Each LED Stop/Tail/Turn (STT) in the tail/park mode typically takes 0.04 Amps. The corresponding STT incandescent lamp takes 0.48 Amps. The current savings is 0.44 Amps. At 12.8 Volts (the industry standard for lamp design voltage for vehicles), the power savings is (0.44 Amps) x (12.8 Volts) = 5.6 Watts.
Operating at this savings for one STT for 1 year (960 hrs x 5.6 watts) results in an energy savings of 5.4 KW-hrs/year. Multiply that over 1.5 million Grote STT lamps produced in one year, and the energy savings is 8100 MW-hrs.
Incandescent lamps can have over 12 to 1 ration in power consumption over an LED lamp. An LED STT in tail mode has a 0.04 amp draw. An incandescent STT in tail mode has a 0.48 amp draw.

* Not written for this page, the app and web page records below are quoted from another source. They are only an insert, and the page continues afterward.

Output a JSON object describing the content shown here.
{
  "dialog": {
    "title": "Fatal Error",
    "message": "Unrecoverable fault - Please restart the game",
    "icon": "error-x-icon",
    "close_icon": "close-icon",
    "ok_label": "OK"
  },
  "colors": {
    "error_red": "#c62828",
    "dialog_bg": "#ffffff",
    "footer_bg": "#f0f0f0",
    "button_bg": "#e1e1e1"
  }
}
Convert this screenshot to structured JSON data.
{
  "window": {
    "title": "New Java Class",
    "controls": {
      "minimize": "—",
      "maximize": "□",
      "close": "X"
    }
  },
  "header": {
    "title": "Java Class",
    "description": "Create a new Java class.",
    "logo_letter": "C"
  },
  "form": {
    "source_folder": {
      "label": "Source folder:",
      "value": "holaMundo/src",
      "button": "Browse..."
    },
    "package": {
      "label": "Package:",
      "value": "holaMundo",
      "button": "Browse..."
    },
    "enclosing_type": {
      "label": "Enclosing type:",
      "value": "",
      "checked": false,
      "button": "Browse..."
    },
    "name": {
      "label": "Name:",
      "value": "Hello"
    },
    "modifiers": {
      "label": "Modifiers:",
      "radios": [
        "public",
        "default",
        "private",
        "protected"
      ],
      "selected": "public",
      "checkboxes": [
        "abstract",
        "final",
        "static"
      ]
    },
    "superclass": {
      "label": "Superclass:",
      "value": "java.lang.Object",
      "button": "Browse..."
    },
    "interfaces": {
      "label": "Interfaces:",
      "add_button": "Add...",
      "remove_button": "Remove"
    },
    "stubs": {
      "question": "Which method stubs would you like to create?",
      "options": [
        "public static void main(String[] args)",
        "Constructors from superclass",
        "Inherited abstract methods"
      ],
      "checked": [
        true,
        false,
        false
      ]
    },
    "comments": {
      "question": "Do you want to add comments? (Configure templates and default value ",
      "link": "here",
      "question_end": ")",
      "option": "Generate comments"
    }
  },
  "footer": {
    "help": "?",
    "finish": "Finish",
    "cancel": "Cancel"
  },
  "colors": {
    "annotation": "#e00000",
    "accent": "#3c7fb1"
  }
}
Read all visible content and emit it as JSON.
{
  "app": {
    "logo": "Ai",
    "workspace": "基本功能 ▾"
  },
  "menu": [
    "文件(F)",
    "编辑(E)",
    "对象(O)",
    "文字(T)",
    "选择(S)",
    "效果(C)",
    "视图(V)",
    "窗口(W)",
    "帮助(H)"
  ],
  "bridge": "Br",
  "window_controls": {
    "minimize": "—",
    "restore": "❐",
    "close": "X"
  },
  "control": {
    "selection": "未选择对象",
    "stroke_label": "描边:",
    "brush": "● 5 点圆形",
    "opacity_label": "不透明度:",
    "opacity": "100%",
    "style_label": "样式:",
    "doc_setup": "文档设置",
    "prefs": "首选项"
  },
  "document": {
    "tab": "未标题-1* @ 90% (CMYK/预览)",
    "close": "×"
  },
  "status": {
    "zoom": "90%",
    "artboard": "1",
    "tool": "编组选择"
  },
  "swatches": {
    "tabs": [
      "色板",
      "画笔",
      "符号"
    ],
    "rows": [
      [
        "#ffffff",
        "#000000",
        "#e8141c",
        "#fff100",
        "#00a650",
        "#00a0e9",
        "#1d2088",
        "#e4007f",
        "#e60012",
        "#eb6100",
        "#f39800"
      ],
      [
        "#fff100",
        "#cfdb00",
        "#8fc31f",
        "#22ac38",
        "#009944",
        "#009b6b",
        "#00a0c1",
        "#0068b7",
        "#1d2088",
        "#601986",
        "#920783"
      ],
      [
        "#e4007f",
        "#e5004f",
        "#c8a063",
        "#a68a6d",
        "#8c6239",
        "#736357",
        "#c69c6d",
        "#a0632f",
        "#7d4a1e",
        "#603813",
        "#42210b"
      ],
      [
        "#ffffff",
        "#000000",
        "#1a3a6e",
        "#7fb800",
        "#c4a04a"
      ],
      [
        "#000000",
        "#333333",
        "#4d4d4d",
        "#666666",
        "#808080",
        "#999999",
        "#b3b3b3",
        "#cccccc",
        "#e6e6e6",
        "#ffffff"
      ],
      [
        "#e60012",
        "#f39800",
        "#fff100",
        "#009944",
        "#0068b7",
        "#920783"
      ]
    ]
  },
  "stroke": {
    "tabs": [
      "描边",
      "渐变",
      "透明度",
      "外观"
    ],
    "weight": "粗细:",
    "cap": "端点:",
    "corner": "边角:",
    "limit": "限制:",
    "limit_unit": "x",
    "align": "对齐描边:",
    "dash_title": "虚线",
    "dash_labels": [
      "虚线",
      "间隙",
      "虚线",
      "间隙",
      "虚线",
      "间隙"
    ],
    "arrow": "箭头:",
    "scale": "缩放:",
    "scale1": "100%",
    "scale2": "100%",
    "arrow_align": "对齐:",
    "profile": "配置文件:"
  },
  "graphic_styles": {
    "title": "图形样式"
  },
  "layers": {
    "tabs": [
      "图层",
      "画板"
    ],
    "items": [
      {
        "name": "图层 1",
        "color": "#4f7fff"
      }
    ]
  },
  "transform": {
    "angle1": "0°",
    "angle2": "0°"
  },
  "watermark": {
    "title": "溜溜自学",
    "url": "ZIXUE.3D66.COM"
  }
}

Looking at the brake and turn functions, these lamps function 5% to 24% of the time, depending upon the amount of city or highway driving. This calculation will use a 5% function time, since the primary market is the truck-trailer market. Each LED STT typically takes 0.24 Amps in the brake/turn mode. The corresponding STT incandescent takes 2.1 Amps. The current savings is 1.86 Amps. At 12.8 Volts (the industry standard for lamp design voltage for vehicles), the power savings is (1.86 Amps) x (12.8 Volts) = 23.8 Watts.
Operating at this savings for the brake/turn function for one STT for one year results in an energy savings of 1.1 KW-hrs/year. Multiply that over 1.5 million Grote STT lamps produced in one year, and the energy savings is 1,650 MW-hrs.
An LED STT in turn or brake mode has a 0.24 amp draw. An incandescent STT in turn or brake mode has a 2.1 amp draw.
There is a wide range of marker lamps. The current requirements for LED marker lamps range from 0.06 to 0.1 Amps. Incandescent marker lamps range from 0.27 to 0.66 Amps. For the sake of this calculation, the difference between the highest rated LED lamp and the lowest rated incandescent lamp will be used (0.27 Amps – 0.10 Amps = 0.17 Amps). This would provide the minimum energy savings for the conversion of incandescent to LED marker lamps.
Following the same sequence of calculations as the STT lamps, one LED marker lamp would save at least 2.2 Watts. Using the one year of operation provides an energy savings of 2 KW-hours/year. Multiplied by 1.2 million marker lamps per year, the savings comes to 2500 MW-hrs/year.
Incandescent lamps can have over 12 to 1 ration in power consumption over an LED lamp. An LED marker lamp has an amperage draw range from 0.06 to 0.1 amps.
An incandescent marker has an amperage draw range from 0.27 to 0.66 amps
Typical Trailer Configuration
Below is a typical configuration on a standard dry-van trailer. This chart shows the lamp type, number of lamps required for the function, and the total amperage of that series of lamp for both incandescent and LEDs.
If you haven’t re-equipped your fleet – or your rig – better get some Grote CSA Lighting Emergency Kits. You’ll need them.